You're in the position to be able to have an impact and that really inspires other people. How have you found that experience?

I selfishly started this business for myself. It was all about my dream of having a clothing store.
Then about 5 years in, and a few hundred 20-30 year old girls asking me questions, such as "Why do you do it?" I realized that I have a responsibility to show these girls that it's not necessarily about how great your butt looks in jeans and how high your heels are, there is so much more to learn about what we do at fab'rik.
I urge them all to volunteer with free fab'rik and meet the girls who are suffering as well as invite our team on our annual Africa trip. "I love when they come to Africa with me and see how these women live, it always changes perspectives."

How have you managed with opening the orphanage?

I was in a meeting yesterday and the group I was talking with told me all these reasons why it is going to be hard and I shouldn't do it. I said, "I totally agree, but someone has to do it, why not me." What's the alternative?
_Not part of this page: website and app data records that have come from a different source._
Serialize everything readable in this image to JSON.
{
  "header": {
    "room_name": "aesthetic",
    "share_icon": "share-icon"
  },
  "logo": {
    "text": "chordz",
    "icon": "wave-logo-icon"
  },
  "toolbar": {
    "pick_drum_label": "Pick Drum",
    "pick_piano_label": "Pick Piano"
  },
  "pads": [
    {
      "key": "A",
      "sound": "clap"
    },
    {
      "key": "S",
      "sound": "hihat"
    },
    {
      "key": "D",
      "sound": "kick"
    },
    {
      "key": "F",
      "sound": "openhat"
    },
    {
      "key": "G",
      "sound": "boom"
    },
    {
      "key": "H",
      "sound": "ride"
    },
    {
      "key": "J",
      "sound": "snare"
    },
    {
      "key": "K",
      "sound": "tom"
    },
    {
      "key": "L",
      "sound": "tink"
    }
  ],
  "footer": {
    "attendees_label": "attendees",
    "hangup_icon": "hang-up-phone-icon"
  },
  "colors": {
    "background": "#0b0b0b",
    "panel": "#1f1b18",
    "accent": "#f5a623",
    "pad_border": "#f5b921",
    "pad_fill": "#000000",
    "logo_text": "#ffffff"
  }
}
Not doing it? Someone has to love these little ones until they find a home and family. I'm willing to take the chance knowing it will be messy, complicated and probably break my heart. They said that they hoped they didn't break my spirit and I thought, "Oh God, no. I see that you're not going to do this, but I've got some work to do."

How is the clothing line? Are the proceeds a percentage of the sales?

It started off as a small percentage of the sales. We've been discussing it fully funding our giving projects such as free fab'rik and orphanages, so that probably is the direction we are going to go in. I wanted to inspire people to buy the line more, but I also wanted to make sure it is super authentic and everyone knows where the money is going. We have also explored micro-finance and supporting the knitting facility we work with in Africa. When we are there we teach business classes to the women. It's incredible how quickly they pick up on everything from SWOT analysis to marketing plans.

What would you say in a nutshell is the legacy that you want to leave behind?

God leads my life. My leading verse is Proverbs 31:25, "She is clothed with strength and dignity and laughs at the days to come."
My legacy is focused all around the customers fab'rik serves, the victims of sex-trafficking free fab'rik serves and the woman in Africa our mission teams serve and every hard working fab'rik employee that I serve. The legacy I would love to leave is that I in someway inspired all of these women to mine out their dreams that God put in their heart and go for it. Follow that dream. Live it out and serve others through it. I believe people should live out what they were put on earth to do. As far as the "laughs at the days to come" part, well If you do it all and you don't feel the joy in it, then what's the point?

If your life was a book, what would your title be for 2015?

I would say 2015 was "Stop and Smell the Roses."
The years before everything had been moving so fast. My husband travels often; I have 4 kids under the age of 9, 20 chickens, a non-profit and a growing company. I didn't take the time to stop and appreciate it all. But thankfully I was given a husband that does, and makes me do the same so my focus is on balancing all of these amazing gifts while making time for the most important things...like slowing down to make cookies for your son's Valentine's day school party. My advice...if you don't feel the love in what you are doing, then you need to do something else because I think my parents were right.... if you love what you do, you will never work another day in your life.